However, you still need to stay true to 12-15 grams of the foundational vegetables. You stay at this phase until you are 4.5kg(10 pounds) away from your target weight.
• Pre-maintenance: The phase you stay in until you reach your target weight. You slowly increase the forms of food you can take by incorporating more starchy vegetables, fruits, and whole grains.
However, you still need to cut off sugary beverages. Add extra 10 grams of carbs to your diet every week but cut back on these if your weight loss stops.
• Lifetime maintenance: The phase you move into once you achieve your weight loss goals.
Is Atkins Diet Good For Diabetics
Studies show that a person with diabetes can benefit from a low-carb diet like Atkins.
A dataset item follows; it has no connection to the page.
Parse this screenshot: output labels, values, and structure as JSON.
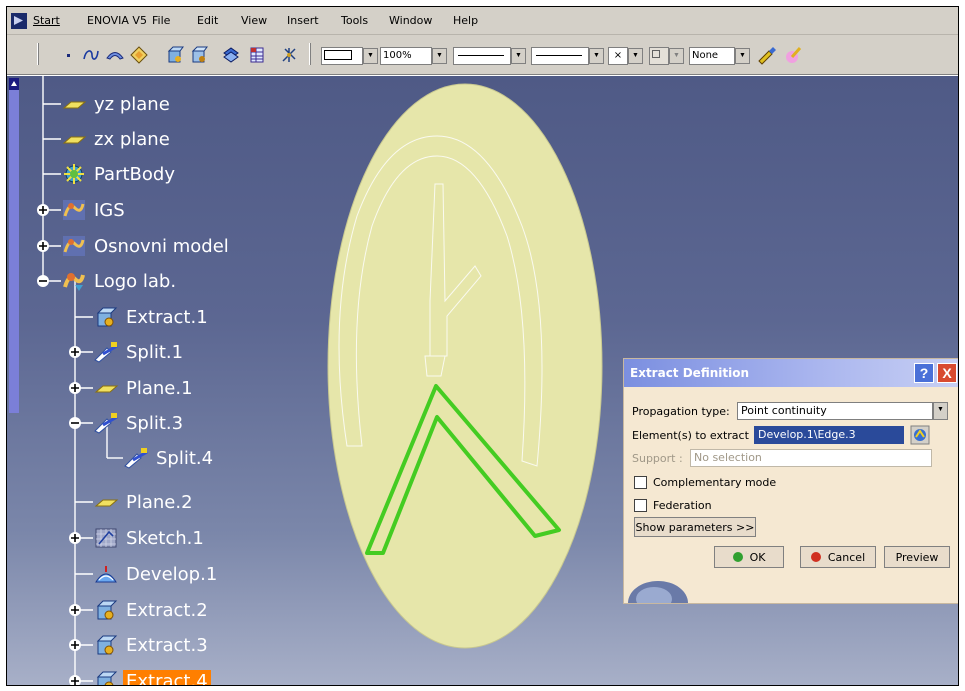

Especially at the initial stage of your journey when you need to get a better grip on your weight. However, because of the limited research on long-term effects, your physician may advise you to relax those constraints once you have your weight in check.
You can lose weight within the first few weeks of starting the Atkins diet. Dietitians report that this could be due to water weight at first. However, over the next couple of weeks, you lose more weight if you stick to the low carbs. The weight loss method is due to your reduced calories since carbs make up more than half of our calories.
A healthy weight translates to reduced insulin resistance and better blood glucose levels. Staying within this healthy weight for height also helps to reduce some of the long-term complications of diabetes.
Most of the time, the most important thing is not losing weight; it is the ability to keep those extra pounds off. This is a particular area in the Atkins Diet is reported to be superior to other diet plans. You can easily keep off the lost weight and consolidate your goals even after the stringent phases.
Better blood sugar control
Because of the significant weight loss that follows an Atkins diet, there is reduced insulin resistance and a reduced level of bad cholesterol.
The increased insulin sensitivity results in better blood glucose control than other low-carb diets like the keto diet. However, it is difficult to conclude if these changes persist as most diet studies have been short-term.
Besides lowering your sugar, restricting carbohydrates is a stepping stone to optimal health. Other health benefits like a reduction in diastolic blood pressure, cardiovascular disease, low-density lipoprotein, and risk of metabolic syndrome were observed in adherents of the diet.
Some disadvantages of a low-carb diet like Atkins
The Atkins diet may not be a good idea for everyone. People on drugs like insulin, diuretics, pregnant or breastfeeding women should avoid the plan. I recommend you talk to your healthcare provider before starting this diet.
Some observed side effects include constipation, usually caused by reduced total fiber intake. You can prevent this by increasing your dietary fiber with low glycemic index vegetables. Other side effects of the diet include:
Weight loss, eating healthy, and exercising are central to managing type 2 diabetes. Sometimes, a more radical approach to weight loss might be necessary to give you a stepping stone.
However, choosing a diet plan is not straightforward because of the pros and cons of each diet plan and the unique metabolic state diabetes presents.
The Atkins diet is one of the options you should consider. A deficient carbohydrate diet that studies have shown to be effective in helping obese adults lose weight.